- TASK DESCRIPTION:
Repeat the data exactly, please; no pictures belong in the copy.

● ● ●

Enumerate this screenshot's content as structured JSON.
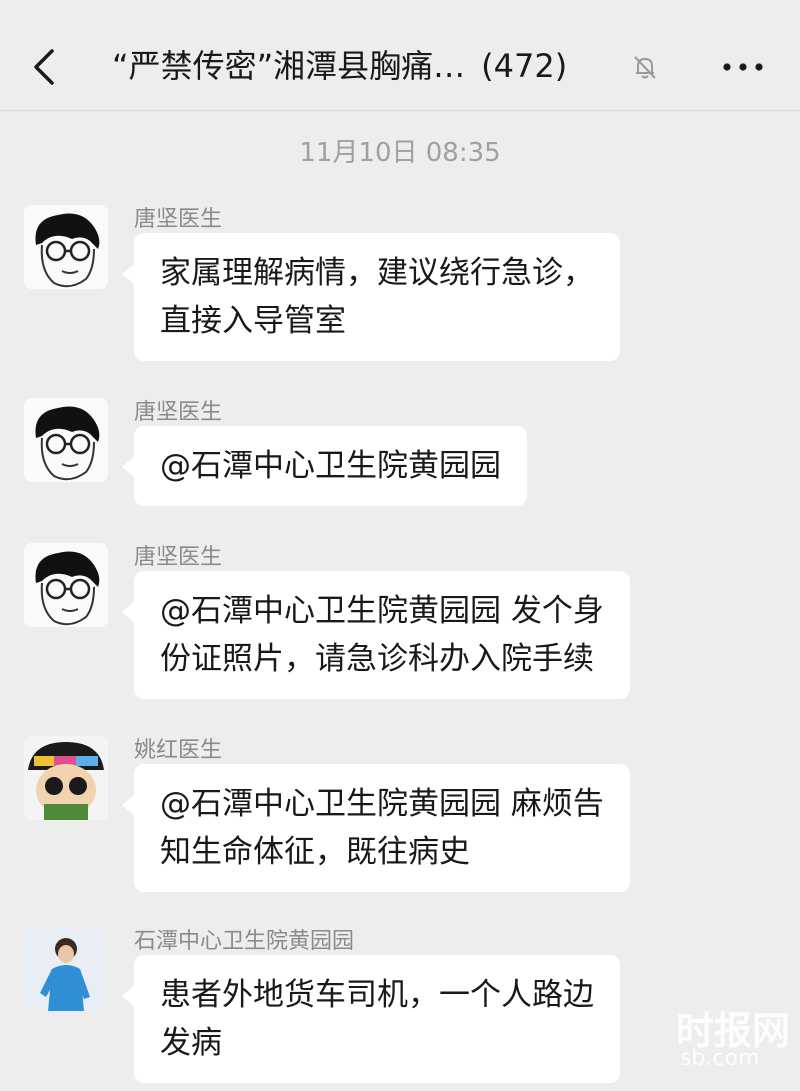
{
  "header": {
    "group_name": "“严禁传密”湘潭县胸痛…",
    "member_count": "(472)"
  },
  "timestamp": "11月10日 08:35",
  "messages": [
    {
      "sender": "唐坚医生",
      "text": "家属理解病情，建议绕行急诊，\n直接入导管室",
      "avatar": "cartoon-glasses-man-avatar"
    },
    {
      "sender": "唐坚医生",
      "text": "@石潭中心卫生院黄园园",
      "avatar": "cartoon-glasses-man-avatar"
    },
    {
      "sender": "唐坚医生",
      "text": "@石潭中心卫生院黄园园 发个身\n份证照片，请急诊科办入院手续",
      "avatar": "cartoon-glasses-man-avatar"
    },
    {
      "sender": "姚红医生",
      "text": "@石潭中心卫生院黄园园 麻烦告\n知生命体征，既往病史",
      "avatar": "cartoon-cap-sunglasses-avatar"
    },
    {
      "sender": "石潭中心卫生院黄园园",
      "text": "患者外地货车司机，一个人路边\n发病",
      "avatar": "photo-person-blue-jacket-avatar"
    }
  ],
  "watermark": {
    "main": "时报网",
    "sub": "sb.com"
  }
}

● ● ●

- SOLUTION TO THE PROBLEM:
Enumerate this screenshot's content as structured JSON.
{
  "header": {
    "group_name": "“严禁传密”湘潭县胸痛…",
    "member_count": "(472)"
  },
  "timestamp": "11月10日 08:35",
  "messages": [
    {
      "sender": "唐坚医生",
      "text": "家属理解病情，建议绕行急诊，\n直接入导管室",
      "avatar": "cartoon-glasses-man-avatar"
    },
    {
      "sender": "唐坚医生",
      "text": "@石潭中心卫生院黄园园",
      "avatar": "cartoon-glasses-man-avatar"
    },
    {
      "sender": "唐坚医生",
      "text": "@石潭中心卫生院黄园园 发个身\n份证照片，请急诊科办入院手续",
      "avatar": "cartoon-glasses-man-avatar"
    },
    {
      "sender": "姚红医生",
      "text": "@石潭中心卫生院黄园园 麻烦告\n知生命体征，既往病史",
      "avatar": "cartoon-cap-sunglasses-avatar"
    },
    {
      "sender": "石潭中心卫生院黄园园",
      "text": "患者外地货车司机，一个人路边\n发病",
      "avatar": "photo-person-blue-jacket-avatar"
    }
  ],
  "watermark": {
    "main": "时报网",
    "sub": "sb.com"
  }
}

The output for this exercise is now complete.